48% of respondents said it takes 3-4 weeks, on average, to fill a skilled manufacturing position. 22% said it was closer to 2-3 months. That’s weeks to months of unfulfilled need. The result is lost productivity and production and increased stress for those most eager for more helping hands.

It’s possible, then, that the U.S. doesn’t have a manufacturing problem at all. It has a hiring problem.

If your manufacturing plant has been suffering, here’s why and how to fix it.

Where did all the talent go?

89% of global manufacturing executives agree there is a talent shortage in the U.S., according to Deloitte and the Manufacturing Institute. And there are a few different reasons for this, including:

  • A skills shortage
  • A lack of interest by young people

Overall, 53 out of 100 manufacturing jobs (2.4 million) were left unfilled in 2018 because of a lack of skills. Not helping these conditions is a record-low unemployment rate of 3.6% (in manufacturing, it’s 3.1%) and a mass exodus of baby boomers, the industry’s most-employed generation.

Evidence of too few workers can be seen in employee time cards, as well. 49% of manufacturing workers clocked overtime within the last year. That’s higher than the percentage of attorneys and software developers who said they clocked overtime in 2018.

The struggle seems obvious: Jobs exist. But the people needed to fill them are untrained and unexcited about starting a lifelong career in manufacturing. And that’s despite the fact many in the manufacturing industry say wages have gone up.

“83% of [global manufacturing] executives offer higher pay to attract and/or retain skilled workers,” says Deloitte. Yet 66% of those respondents also said they’ve seen skilled workers leave to accept outside positions for even higher pay. So what’s a manufacturing plant to do?

Generations Y and Z might be the answer

If generations Y and Z (those born after 1977) were to find the future promising in manufacturing, there might be enough employees to fill all the seats once held by retiring workers. But those employees need proper training, too. After all, it’s not entirely a lack of people causing the problem. It’s a lack of qualified people. If workers don’t fill those 2.4 million vacant manufacturing positions, the industry could lose $454 billion by 2028.

Fortunately, the skills most needed in the manufacturing industry of today and tomorrow may be a good fit for what’s considered the “always-on” generation Z. Such individuals most commonly think of themselves as tech experts and go-getters.

That’s good news for manufacturing executives, who told Deloitte the top skill sets needed in the next three years include technology/computer skills, digital skills, and programming skills for robots/automation.

Unfortunately, the manufacturing industry is missing something critical gens Y and Z hold dear: work-life balance. A recent article by the New York Times highlighted the fact that gen Z prioritizes jobs that offer flexibility, mental health benefits, and PTO (including paid family leave). But unlike office jobs where an employee could get their work done anywhere there’s a decent Wi-Fi connection, many manufacturing positions require hands-on, boots-on-the-ground attention--at least until robots are doing all the grunt work, as assigned and programmed by out-of-office techies.

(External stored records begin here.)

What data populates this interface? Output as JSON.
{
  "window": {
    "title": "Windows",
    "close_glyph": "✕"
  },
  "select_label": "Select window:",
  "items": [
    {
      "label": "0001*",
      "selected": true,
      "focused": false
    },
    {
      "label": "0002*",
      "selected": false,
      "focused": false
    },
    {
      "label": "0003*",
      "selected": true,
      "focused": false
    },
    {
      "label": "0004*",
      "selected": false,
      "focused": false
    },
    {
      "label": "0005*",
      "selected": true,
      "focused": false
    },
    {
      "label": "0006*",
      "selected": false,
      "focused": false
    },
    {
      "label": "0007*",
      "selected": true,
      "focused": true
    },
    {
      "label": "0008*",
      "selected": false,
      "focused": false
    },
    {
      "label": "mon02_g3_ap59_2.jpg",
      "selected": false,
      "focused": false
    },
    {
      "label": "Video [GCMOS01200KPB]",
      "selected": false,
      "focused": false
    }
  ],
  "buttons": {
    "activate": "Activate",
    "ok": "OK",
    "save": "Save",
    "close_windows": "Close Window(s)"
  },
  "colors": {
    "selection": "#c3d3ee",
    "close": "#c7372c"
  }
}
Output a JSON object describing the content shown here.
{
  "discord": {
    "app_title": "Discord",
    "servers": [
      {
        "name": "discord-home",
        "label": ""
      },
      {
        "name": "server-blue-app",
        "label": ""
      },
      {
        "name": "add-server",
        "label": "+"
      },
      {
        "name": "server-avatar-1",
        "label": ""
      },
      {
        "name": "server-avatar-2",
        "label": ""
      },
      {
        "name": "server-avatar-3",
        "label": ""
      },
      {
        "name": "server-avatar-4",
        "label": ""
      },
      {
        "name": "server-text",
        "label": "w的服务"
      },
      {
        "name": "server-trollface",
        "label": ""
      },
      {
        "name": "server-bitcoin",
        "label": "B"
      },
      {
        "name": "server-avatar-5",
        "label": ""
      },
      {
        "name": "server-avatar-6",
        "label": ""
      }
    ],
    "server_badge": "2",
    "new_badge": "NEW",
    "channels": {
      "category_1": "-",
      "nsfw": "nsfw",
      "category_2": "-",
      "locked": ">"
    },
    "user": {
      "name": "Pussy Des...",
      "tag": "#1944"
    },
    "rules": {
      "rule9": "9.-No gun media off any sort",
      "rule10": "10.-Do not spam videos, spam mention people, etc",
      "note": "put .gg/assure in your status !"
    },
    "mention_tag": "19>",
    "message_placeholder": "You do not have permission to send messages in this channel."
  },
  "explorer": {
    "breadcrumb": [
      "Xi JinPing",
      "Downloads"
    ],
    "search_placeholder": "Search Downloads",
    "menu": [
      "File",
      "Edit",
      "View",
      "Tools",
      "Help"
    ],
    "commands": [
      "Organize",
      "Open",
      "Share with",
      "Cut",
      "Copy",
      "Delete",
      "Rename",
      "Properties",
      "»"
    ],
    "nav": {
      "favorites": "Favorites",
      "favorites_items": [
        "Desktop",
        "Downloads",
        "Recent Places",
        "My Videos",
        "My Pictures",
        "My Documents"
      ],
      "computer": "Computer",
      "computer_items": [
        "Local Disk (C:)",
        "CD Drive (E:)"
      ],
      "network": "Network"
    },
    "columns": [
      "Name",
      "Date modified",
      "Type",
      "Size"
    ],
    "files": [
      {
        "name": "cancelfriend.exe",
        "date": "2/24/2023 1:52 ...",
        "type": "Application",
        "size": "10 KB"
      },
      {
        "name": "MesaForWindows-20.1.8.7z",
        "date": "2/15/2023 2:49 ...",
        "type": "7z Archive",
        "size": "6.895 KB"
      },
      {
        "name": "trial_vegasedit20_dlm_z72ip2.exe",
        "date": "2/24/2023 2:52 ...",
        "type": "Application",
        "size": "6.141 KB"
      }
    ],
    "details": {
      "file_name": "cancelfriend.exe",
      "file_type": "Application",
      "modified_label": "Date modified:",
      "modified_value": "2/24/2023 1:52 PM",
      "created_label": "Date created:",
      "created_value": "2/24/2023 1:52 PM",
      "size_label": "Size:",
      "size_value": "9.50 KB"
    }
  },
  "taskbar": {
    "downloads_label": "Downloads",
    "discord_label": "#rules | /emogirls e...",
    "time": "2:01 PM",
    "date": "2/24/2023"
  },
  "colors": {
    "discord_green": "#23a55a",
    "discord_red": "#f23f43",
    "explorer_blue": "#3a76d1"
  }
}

It’s time to bite the pay and benefits bullet

Since 2015, there’s been a “15% increase in the number of companies offering higher pay to skilled workers,” says Deloitte. Yet the average hourly pay for a production/manufacturing employee rests around $16.58, reports the U.S. Bureau of Labor Statistics (BLS).

Manufacturing companies may be boosting pay, but it’s not yet enough to attract the young, tech-savvy workers the industry needs to progress. And the same goes for benefits spending. While benefits spending in the manufacturing sector has gone up over the last 10 years, there’s always room to grow—particularly in the vein of flexible work opportunities.

Manufacturers are serious about wooing new talent. But hiring all the folks they need may require companies to reconsider how they evaluate an employee’s worth.

About the Author(s)

Danielle Higley

Danielle Higley is a copywriter for TSheets by QuickBooks, a time tracking and scheduling solution.

Copywriter, TSheets by QuickBooks
female employee in manufacturing plant